To achieve Eagle Scout status, 15-year-old David Fite decided to do a project consisting of two events focusing on the LGBTQ community. They will take place at two locations, Nettlehorst Elementary School on Friday, May 15, and the Center on Halsted a month later on Wed., June 17.
According to Fite, Eagle Scout projects are designed to give back to the community and he chose the LGBTQ community.
"It didn't take a lot of convincing for the Boy Scouts to approve my project. I feel like most of the people I talked with were open to it," said Fite. "I didn't use the words LGBTQ in my proposal because it would've made the project political so I just used the phrases pride flag and pride colors. I just stated what I was doing."
Once his project is finished, Fite will have to submit photos from both events along with an essay of what he did and how this helps the community. Then it gets sent off to the Boy Scout headquarters in Washington D.C. to get signed off on and sent back to Fite. Then a formal review, including an interview, will take place and after that's completed Fite will receive his Eagle Scout badge.
"You just have to do one Eagle Scout project so I'm considering this one big project," said Fite. "I contacted the Center on Halsted first and asked them what I could do to help them but since all their volunteers have to be at least 18 they put me in touch with Nettlehorst so I could get an opportunity to lead a project."
Although Fite wouldn't be able to lead a project at the Center, he decided to help them put together a youth-focused event even though he would have to find another way to achieve his Eagle Scout patch. He is working with Reri Barrett, the campus specialist and trainer at the Center, to plan a pride party for homeless youth ages 14 to 21. The party will feature food, drinks, a DJ, dance contest, free confidential HIV testing and backpacks filled with all the essentials, including Fite's suggestion: bus cards.
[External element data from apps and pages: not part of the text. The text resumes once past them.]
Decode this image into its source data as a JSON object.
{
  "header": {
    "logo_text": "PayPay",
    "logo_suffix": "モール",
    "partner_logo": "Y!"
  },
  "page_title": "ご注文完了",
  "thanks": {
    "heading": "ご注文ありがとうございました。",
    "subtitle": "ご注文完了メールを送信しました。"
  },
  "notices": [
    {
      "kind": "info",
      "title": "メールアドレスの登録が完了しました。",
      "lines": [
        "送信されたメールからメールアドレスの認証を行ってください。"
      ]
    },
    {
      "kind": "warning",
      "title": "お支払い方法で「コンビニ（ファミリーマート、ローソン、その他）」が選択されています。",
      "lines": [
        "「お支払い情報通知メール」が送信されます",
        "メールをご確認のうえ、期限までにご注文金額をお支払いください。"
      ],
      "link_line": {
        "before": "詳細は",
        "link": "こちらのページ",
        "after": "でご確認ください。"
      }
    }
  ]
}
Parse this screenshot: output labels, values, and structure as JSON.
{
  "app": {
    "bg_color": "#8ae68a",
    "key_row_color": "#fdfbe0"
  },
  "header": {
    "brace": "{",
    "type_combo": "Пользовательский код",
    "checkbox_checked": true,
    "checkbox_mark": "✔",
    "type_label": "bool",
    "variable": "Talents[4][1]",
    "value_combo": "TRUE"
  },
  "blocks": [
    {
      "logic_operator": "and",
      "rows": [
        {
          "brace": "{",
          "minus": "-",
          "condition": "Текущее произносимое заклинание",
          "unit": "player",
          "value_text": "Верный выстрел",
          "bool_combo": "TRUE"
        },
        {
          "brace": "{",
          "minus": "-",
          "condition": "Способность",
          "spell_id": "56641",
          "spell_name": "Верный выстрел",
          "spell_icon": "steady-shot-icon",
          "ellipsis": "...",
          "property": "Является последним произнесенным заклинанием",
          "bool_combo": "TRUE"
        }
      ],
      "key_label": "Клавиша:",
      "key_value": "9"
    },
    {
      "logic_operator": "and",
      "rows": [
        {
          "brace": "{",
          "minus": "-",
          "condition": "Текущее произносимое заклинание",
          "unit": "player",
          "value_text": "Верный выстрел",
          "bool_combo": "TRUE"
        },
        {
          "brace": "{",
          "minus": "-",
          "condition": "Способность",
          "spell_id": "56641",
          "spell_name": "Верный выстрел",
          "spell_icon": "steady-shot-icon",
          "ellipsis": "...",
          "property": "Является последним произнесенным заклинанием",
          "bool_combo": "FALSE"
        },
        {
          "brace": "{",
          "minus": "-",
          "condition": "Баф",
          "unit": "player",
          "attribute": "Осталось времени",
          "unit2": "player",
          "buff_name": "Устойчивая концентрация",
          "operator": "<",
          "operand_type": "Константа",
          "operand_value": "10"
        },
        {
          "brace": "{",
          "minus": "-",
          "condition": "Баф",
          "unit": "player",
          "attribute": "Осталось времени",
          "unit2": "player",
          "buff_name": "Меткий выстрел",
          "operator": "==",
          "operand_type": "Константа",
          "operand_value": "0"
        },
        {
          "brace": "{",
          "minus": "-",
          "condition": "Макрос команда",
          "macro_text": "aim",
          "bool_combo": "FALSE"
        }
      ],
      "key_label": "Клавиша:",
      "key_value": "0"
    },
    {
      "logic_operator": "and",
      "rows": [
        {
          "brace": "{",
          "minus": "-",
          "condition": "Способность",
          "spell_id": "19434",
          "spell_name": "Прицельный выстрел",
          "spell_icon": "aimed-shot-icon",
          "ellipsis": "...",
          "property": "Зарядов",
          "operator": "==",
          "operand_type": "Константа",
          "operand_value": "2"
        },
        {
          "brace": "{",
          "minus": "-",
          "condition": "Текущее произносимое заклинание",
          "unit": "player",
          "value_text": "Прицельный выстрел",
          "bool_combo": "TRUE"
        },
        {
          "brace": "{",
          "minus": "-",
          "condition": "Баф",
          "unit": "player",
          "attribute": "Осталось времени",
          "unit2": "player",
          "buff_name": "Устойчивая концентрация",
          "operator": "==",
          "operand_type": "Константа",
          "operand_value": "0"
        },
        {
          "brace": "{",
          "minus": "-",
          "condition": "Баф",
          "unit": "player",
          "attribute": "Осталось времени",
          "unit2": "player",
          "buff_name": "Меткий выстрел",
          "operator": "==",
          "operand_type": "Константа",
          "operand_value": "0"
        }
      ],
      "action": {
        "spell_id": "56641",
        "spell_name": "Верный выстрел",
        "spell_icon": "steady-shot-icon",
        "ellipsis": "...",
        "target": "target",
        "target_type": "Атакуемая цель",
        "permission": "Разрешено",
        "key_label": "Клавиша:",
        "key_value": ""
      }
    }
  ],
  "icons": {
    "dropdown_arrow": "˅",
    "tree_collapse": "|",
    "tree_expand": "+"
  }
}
"At the Nettlehorst event, we are pinning the pride flag on the fence outside of the school, hanging about 100 disco balls on the trees, planting flower boxes [and] wrapping 10 trees in fabric with one tree being the 'I Dream' tree, where people can fill out a tag with their dream and hang it on the tree," said Fite. "We're also hanging 25-foot-long fabric banners that are all different colors from the trees to the school. An information sheet about me will also be placed outside of the school to make people aware of what I did with this project."
Fite will get a certificate and an Eagle Scout patch during a ceremony at the church where they usually have their Boy Scout meetings. The ceremony will include Fite and two of his friends, and they plan on inviting their family and friends to celebrate this accomplishment.
An LGBTQ ally, Fite was born in 1999 in Chicago and currently attends Ogden International School of Chicago West Campus. He has applied for its International Baccalaureate program and is awaiting a decision.
Fite decided to join the Boy Scouts when he was 8 because his friends, who were also his neighbors, were going to become Boy Scouts and asked him to join with them.
"I've had a pretty amazing time as a scout. I love the friendships that I've formed and the camping," said Fite.
"I have a lot of LGBTQ family members and friends," said Fite. "So when I was 10 or 11, I said I was going to quit the scouts due to their anti-LGBTQ policies but my mom convinced me to help change the policy on gay scouts and scout leaders instead so that's what I did."
To help change the policy on gay scouts, Fite sent letters to the Boy Scouts of America leadership and participated in the social media campaign that took place two years ago. He also told his friends and family members about the policy and encouraged them to reach out so the policy would change.
"I talked to my scout leader, Jerome Laskey, and he was a great help to me during this time," said Fite.
"It was more than a few of us doing this because I go to Boy Scout camp in the summer and even the counselors there were saying they would return their Eagle until the policy changed," said Fite. "I think there were a couple hundred scouts who did the same thing as I did. I'm also involved in the campaign to allow for LGBTQ scout leaders."
Fite noted that he decided to stay in scouting when many other young people fall away from scouting because he wanted to compete with his friends since they are all working on becoming Eagle Scouts.
"They've encouraged me to keep going and I felt like I've gone so far already I couldn't really stop at the Life Scout level," said Fite.
"I feel like my project is good for the Boy Scouts," said Fite. "It shows that they're becoming more open minded than before."
Fite is more than a Scout. He is also on his school's swim team with some of his friends, and spends the rest of his time studying and enjoying all that the city has to offer.
As for the future, Fite plans to attend college. "I'm thinking about Northwestern because I want to go into pre-med and become a doctor," said Fite. "As far as being an activist, I feel like I will stay close to the LGBTQ community and try and help them out in any way I can."